If only for his melodic genius, Handel would have been forever acknowledged as one of history's greatest composers. These delightful sonatas for recorder provide abundant evidence to support that claim, and Marion Verbruggen's warm, resonant recorder and brilliant flute prove the perfect partners for bringing these rarely heard pieces to life.
Brilliant Classics continues its famous Composer Edition series with one of the giants of the Baroque, George Frideric Handel, the celebrated German who settled in London. Having absorbed the German and Italian styles of his time he formed his own distinctive musical language, which, while following the current fashions and audience preferences, retained his own deep humanity and inner power.
Jordi Savall's exemplary performance of Handel's Water Music and Music for the Royal Fireworks is among the finest available on disc: refined and precise, but very big, with blood-stirring grandeur. This is just the kind of extroverted, rousing presentation that best highlights the music's open-air ceremonial function. Savall's Le Concert des Nations is essentially a chamber orchestra with double or triple winds, but the sound he elicits from the group is majestic and surprisingly powerful. The playing is crisp and the rhythmic articulation bracing, but the sound is never brash. In fact, more often than not it is seductively sensual, a heady integration of precision and supple, shapely phrasing. Handel left no authoritative edition of the score of Water Music and it has traditionally been divided into three suites, but Savall reorders the material into two suites, a decision that makes more sense in terms of key relationships and that sounds entirely satisfying.

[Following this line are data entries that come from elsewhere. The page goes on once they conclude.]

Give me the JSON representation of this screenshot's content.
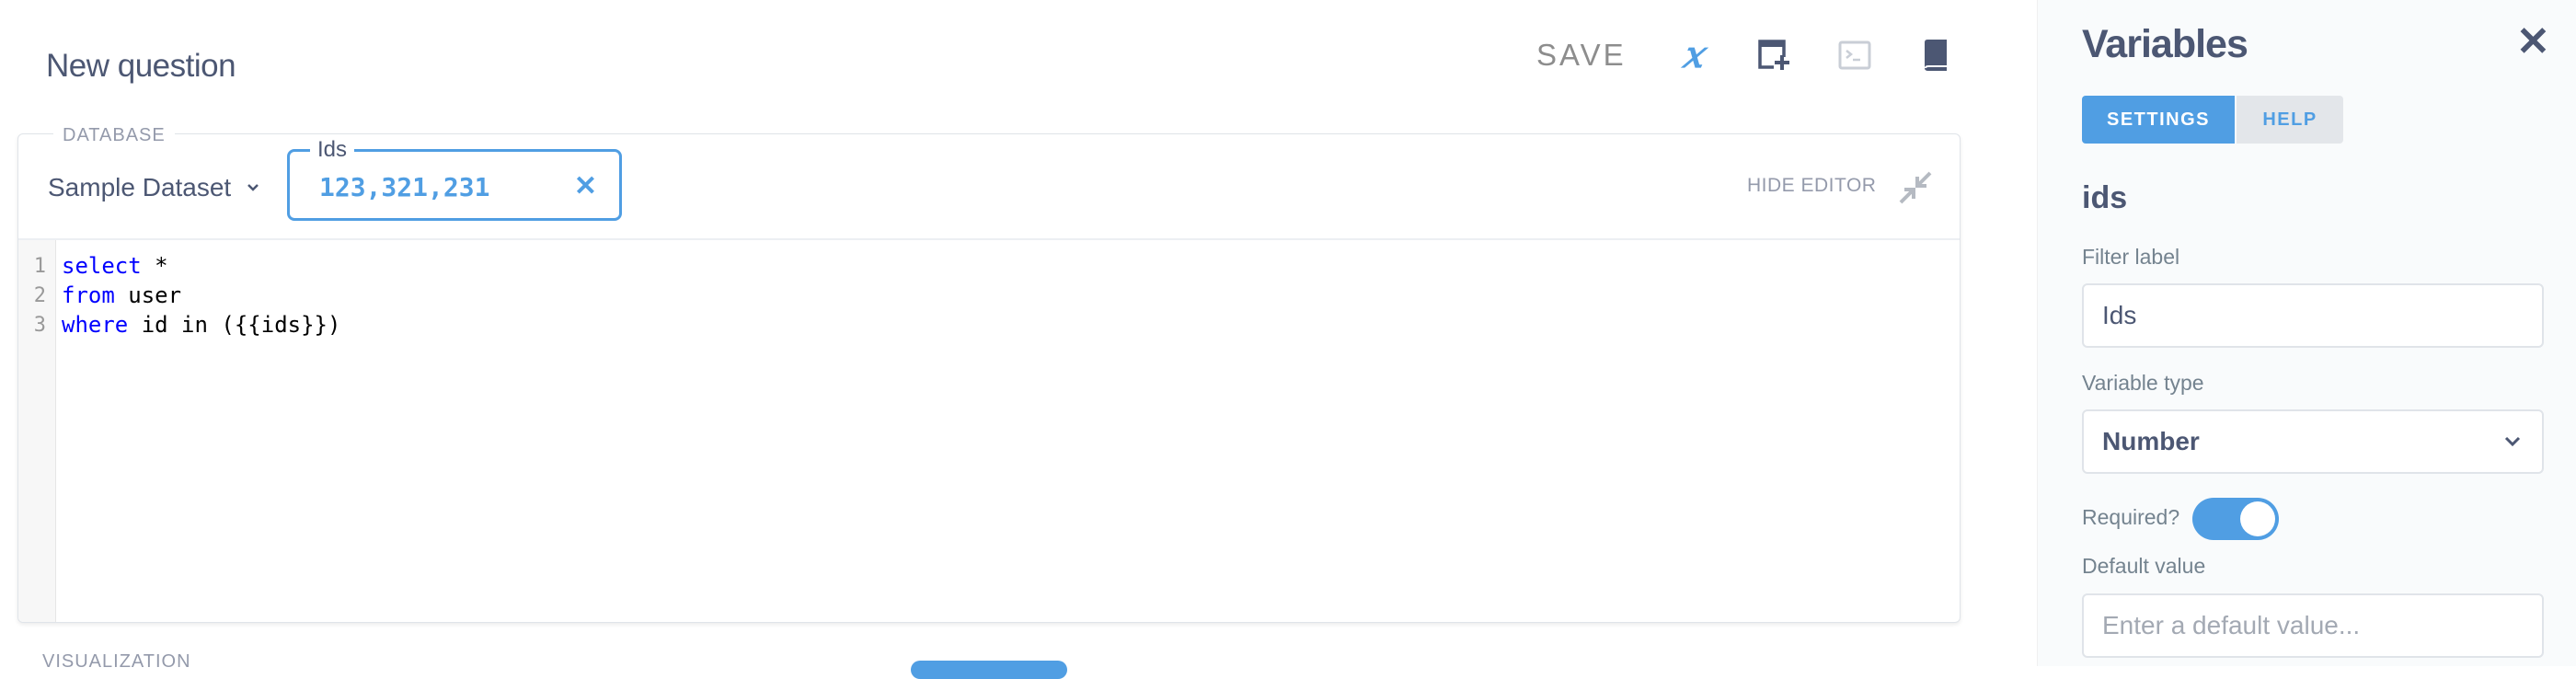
{
  "header": {
    "title": "New question",
    "save_label": "SAVE",
    "variables_icon_glyph": "𝑥",
    "icons": [
      "variables-x-icon",
      "add-snippet-icon",
      "console-icon",
      "book-icon"
    ]
  },
  "editor": {
    "database_legend": "DATABASE",
    "database_value": "Sample Dataset",
    "parameter": {
      "label": "Ids",
      "value": "123,321,231",
      "clear_glyph": "✕"
    },
    "hide_editor_label": "HIDE EDITOR",
    "lines": [
      {
        "number": "1",
        "keyword": "select",
        "rest": " *"
      },
      {
        "number": "2",
        "keyword": "from",
        "rest": " user"
      },
      {
        "number": "3",
        "keyword": "where",
        "rest": " id in ({{ids}})"
      }
    ]
  },
  "visualization": {
    "label": "VISUALIZATION"
  },
  "sidebar": {
    "title": "Variables",
    "close_glyph": "✕",
    "tabs": [
      {
        "label": "SETTINGS",
        "active": true
      },
      {
        "label": "HELP",
        "active": false
      }
    ],
    "variable_name": "ids",
    "filter_label_caption": "Filter label",
    "filter_label_value": "Ids",
    "variable_type_caption": "Variable type",
    "variable_type_value": "Number",
    "required_caption": "Required?",
    "required_on": true,
    "default_value_caption": "Default value",
    "default_value_placeholder": "Enter a default value..."
  },
  "colors": {
    "brand": "#509ee3",
    "text": "#4c5773",
    "muted": "#949aab"
  }
}
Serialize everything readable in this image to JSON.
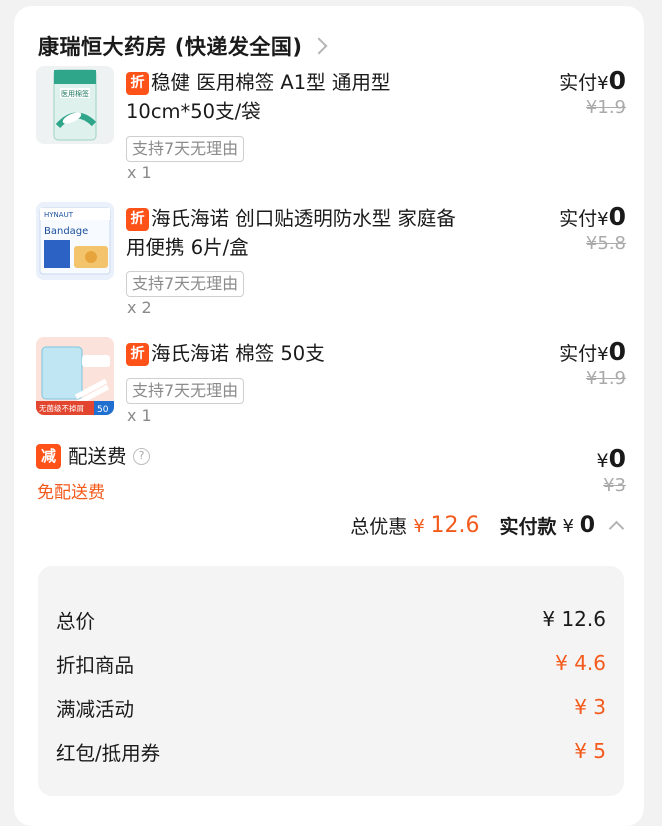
{
  "store": {
    "name": "康瑞恒大药房 (快递发全国)"
  },
  "items": [
    {
      "tag": "折",
      "title": "稳健 医用棉签 A1型 通用型 10cm*50支/袋",
      "return_policy": "支持7天无理由",
      "qty": "x 1",
      "paid_label": "实付",
      "paid_currency": "¥",
      "paid_value": "0",
      "original_price": "¥1.9",
      "thumb_text": "医用棉签"
    },
    {
      "tag": "折",
      "title": "海氏海诺 创口贴透明防水型 家庭备用便携 6片/盒",
      "return_policy": "支持7天无理由",
      "qty": "x 2",
      "paid_label": "实付",
      "paid_currency": "¥",
      "paid_value": "0",
      "original_price": "¥5.8",
      "thumb_text": "Bandage"
    },
    {
      "tag": "折",
      "title": "海氏海诺 棉签 50支",
      "return_policy": "支持7天无理由",
      "qty": "x 1",
      "paid_label": "实付",
      "paid_currency": "¥",
      "paid_value": "0",
      "original_price": "¥1.9",
      "thumb_text": "无菌级不掉屑"
    }
  ],
  "shipping": {
    "tag": "减",
    "label": "配送费",
    "help_icon": "?",
    "note": "免配送费",
    "paid_currency": "¥",
    "paid_value": "0",
    "original_price": "¥3"
  },
  "summary": {
    "discount_label": "总优惠",
    "discount_currency": "¥",
    "discount_value": "12.6",
    "paid_label": "实付款",
    "paid_currency": "¥",
    "paid_value": "0"
  },
  "breakdown": [
    {
      "label": "总价",
      "value": "¥ 12.6"
    },
    {
      "label": "折扣商品",
      "value": "¥ 4.6"
    },
    {
      "label": "满减活动",
      "value": "¥ 3"
    },
    {
      "label": "红包/抵用券",
      "value": "¥ 5"
    }
  ],
  "colors": {
    "accent": "#ff5219",
    "discount_text": "#f45a1c",
    "muted": "#aaaaaa"
  },
  "icons": {
    "store_chevron": "chevron-right-icon",
    "summary_toggle": "chevron-up-icon"
  }
}
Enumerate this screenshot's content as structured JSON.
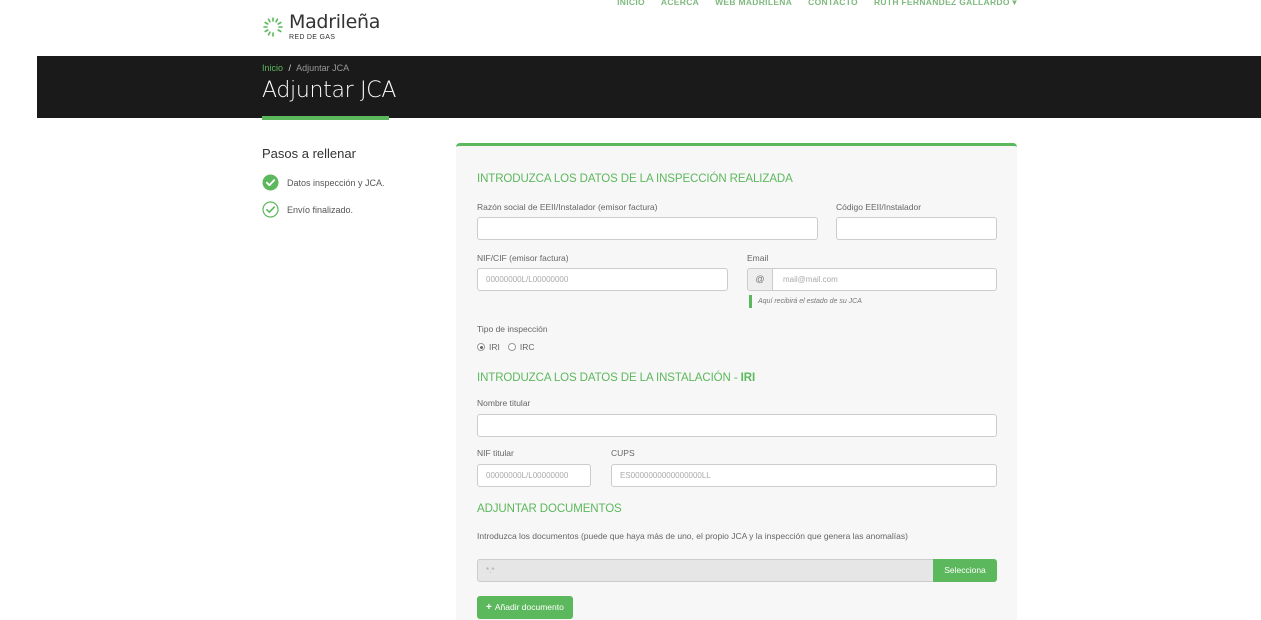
{
  "brand": {
    "name": "Madrileña",
    "sub": "RED DE GAS",
    "accent": "#5cb85c"
  },
  "nav": [
    "INICIO",
    "ACERCA",
    "WEB MADRILEÑA",
    "CONTACTO",
    "RUTH FERNANDEZ GALLARDO ▾"
  ],
  "breadcrumb": {
    "home": "Inicio",
    "separator": "/",
    "current": "Adjuntar JCA"
  },
  "page_title": "Adjuntar JCA",
  "steps": {
    "title": "Pasos a rellenar",
    "items": [
      {
        "label": "Datos inspección y JCA.",
        "icon": "check-circle-filled-icon"
      },
      {
        "label": "Envío finalizado.",
        "icon": "check-circle-outline-icon"
      }
    ]
  },
  "form": {
    "section1": "INTRODUZCA LOS DATOS DE LA INSPECCIÓN REALIZADA",
    "razon_label": "Razón social de EEII/Instalador (emisor factura)",
    "razon_value": "",
    "codigo_label": "Código EEII/Instalador",
    "codigo_value": "",
    "nif_label": "NIF/CIF (emisor factura)",
    "nif_placeholder": "00000000L/L00000000",
    "email_label": "Email",
    "email_addon": "@",
    "email_placeholder": "mail@mail.com",
    "email_hint": "Aquí recibirá el estado de su JCA",
    "tipo_label": "Tipo de inspección",
    "tipo_options": [
      "IRI",
      "IRC"
    ],
    "tipo_selected": "IRI",
    "section2_prefix": "INTRODUZCA LOS DATOS DE LA INSTALACIÓN - ",
    "section2_type": "IRI",
    "titular_label": "Nombre titular",
    "titular_value": "",
    "nif_titular_label": "NIF titular",
    "nif_titular_placeholder": "00000000L/L00000000",
    "cups_label": "CUPS",
    "cups_placeholder": "ES0000000000000000LL",
    "section3": "ADJUNTAR DOCUMENTOS",
    "docs_desc": "Introduzca los documentos (puede que haya más de uno, el propio JCA y la inspección que genera las anomalías)",
    "file_placeholder": "*.*",
    "select_button": "Selecciona",
    "add_button": "Añadir documento",
    "add_icon": "plus-icon"
  }
}
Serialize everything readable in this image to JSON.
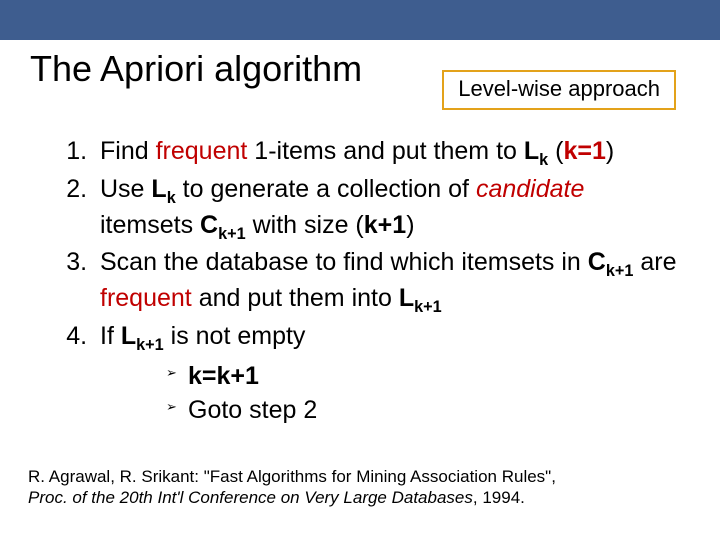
{
  "title": "The Apriori algorithm",
  "badge": "Level-wise approach",
  "steps": {
    "s1": {
      "pre": "Find ",
      "red1": "frequent",
      "mid1": " 1-items and put them to ",
      "lk": "L",
      "lksub": "k",
      "paren": " (",
      "red2": "k=1",
      "close": ")"
    },
    "s2": {
      "pre": "Use ",
      "lk": "L",
      "lksub": "k",
      "mid": " to generate a collection of ",
      "cand": "candidate",
      "mid2": " itemsets ",
      "ck": "C",
      "cksub": "k+1",
      "tail": " with size (",
      "kp1": "k+1",
      "close2": ")"
    },
    "s3": {
      "pre": "Scan the database to find which itemsets in ",
      "ck": "C",
      "cksub": "k+1",
      "mid": " are ",
      "freq": "frequent",
      "mid2": " and put them into ",
      "lk": "L",
      "lksub": "k+1"
    },
    "s4": {
      "pre": "If ",
      "lk": "L",
      "lksub": "k+1",
      "tail": " is not empty"
    },
    "sub1": "k=k+1",
    "sub2": "Goto step 2"
  },
  "citation": {
    "line1": "R. Agrawal, R. Srikant: \"Fast Algorithms for Mining Association Rules\", ",
    "line2": "Proc. of the 20th Int'l Conference on Very Large Databases",
    "year": ", 1994."
  }
}
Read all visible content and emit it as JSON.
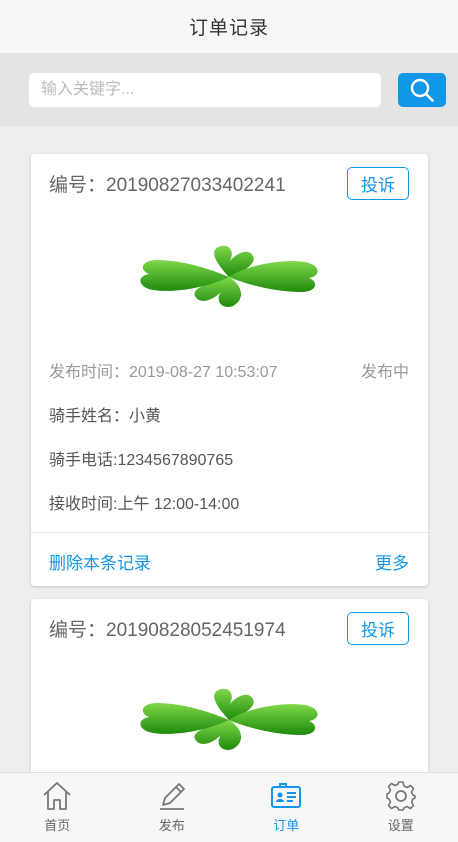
{
  "header": {
    "title": "订单记录"
  },
  "search": {
    "placeholder": "输入关键字..."
  },
  "orders": [
    {
      "order_no": "编号：20190827033402241",
      "complain_label": "投诉",
      "publish_label": "发布时间：",
      "publish_time": "2019-08-27 10:53:07",
      "status": "发布中",
      "rider_name": "骑手姓名：小黄",
      "rider_phone": "骑手电话:1234567890765",
      "receive_time": "接收时间:上午 12:00-14:00",
      "delete_label": "删除本条记录",
      "more_label": "更多"
    },
    {
      "order_no": "编号：20190828052451974",
      "complain_label": "投诉"
    }
  ],
  "tabs": [
    {
      "label": "首页",
      "icon": "home-icon"
    },
    {
      "label": "发布",
      "icon": "pencil-icon"
    },
    {
      "label": "订单",
      "icon": "order-card-icon",
      "active": true
    },
    {
      "label": "设置",
      "icon": "gear-icon"
    }
  ],
  "colors": {
    "accent": "#1296e8",
    "clover": "#3bb314"
  }
}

From bar one, I felt an assurance and naturalness about the rhythms, a clarity and tonal richness in the orchestral and vocal texture, a stylishness of phrasing and embellishment, and a sheer zest and power of dramatic presentation that add up to a totally convincing and gripping whole. […] Neumann and his team have excelled themselves, and so has Handel, and anyone who thinks 18th-century music wanting in musico-dramatic force is urged to acquire this magnificent set without delay.
…Against the competition, this new German recording rates very high. It is certainly superior to Harnoncourt's heavily cut and somewhat mannered Teldec reissue.